DATA:
=== Begin Enclosure ===

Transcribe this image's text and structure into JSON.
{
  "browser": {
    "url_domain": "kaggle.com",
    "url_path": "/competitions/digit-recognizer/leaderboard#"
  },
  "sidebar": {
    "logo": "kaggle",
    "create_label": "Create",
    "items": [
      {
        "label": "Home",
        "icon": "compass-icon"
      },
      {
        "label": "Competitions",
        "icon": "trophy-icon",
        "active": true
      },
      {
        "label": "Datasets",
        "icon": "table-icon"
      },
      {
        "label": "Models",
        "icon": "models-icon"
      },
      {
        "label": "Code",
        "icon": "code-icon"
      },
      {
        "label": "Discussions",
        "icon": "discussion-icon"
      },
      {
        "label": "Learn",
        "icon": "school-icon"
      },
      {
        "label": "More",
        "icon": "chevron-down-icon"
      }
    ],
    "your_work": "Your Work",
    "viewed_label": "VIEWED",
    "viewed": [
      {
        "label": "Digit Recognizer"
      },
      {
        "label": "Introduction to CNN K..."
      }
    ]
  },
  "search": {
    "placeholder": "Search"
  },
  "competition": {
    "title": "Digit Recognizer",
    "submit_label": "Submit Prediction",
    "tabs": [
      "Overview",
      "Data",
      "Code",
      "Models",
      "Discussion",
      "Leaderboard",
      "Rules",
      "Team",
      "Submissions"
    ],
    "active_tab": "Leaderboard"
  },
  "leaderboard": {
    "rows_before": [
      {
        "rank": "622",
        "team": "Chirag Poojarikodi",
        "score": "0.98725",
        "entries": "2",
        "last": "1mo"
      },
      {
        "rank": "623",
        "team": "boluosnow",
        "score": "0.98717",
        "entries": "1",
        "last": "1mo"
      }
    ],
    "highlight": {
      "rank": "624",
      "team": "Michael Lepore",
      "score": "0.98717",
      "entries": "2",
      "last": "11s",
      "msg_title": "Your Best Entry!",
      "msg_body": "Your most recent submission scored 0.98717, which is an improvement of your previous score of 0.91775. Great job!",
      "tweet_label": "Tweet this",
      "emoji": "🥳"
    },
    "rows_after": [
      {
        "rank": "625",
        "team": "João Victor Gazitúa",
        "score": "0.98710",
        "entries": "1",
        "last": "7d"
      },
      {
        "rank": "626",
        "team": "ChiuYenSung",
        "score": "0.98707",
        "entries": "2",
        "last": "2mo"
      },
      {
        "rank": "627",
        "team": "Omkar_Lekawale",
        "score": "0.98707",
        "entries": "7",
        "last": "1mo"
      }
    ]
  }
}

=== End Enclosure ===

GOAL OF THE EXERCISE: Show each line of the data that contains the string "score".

EXPECTED OUTPUT:
        "score": "0.98725",
        "score": "0.98717",
      "score": "0.98717",
      "msg_body": "Your most recent submission scored 0.98717, which is an improvement of your previous score of 0.91775. Great job!",
        "score": "0.98710",
        "score": "0.98707",
        "score": "0.98707",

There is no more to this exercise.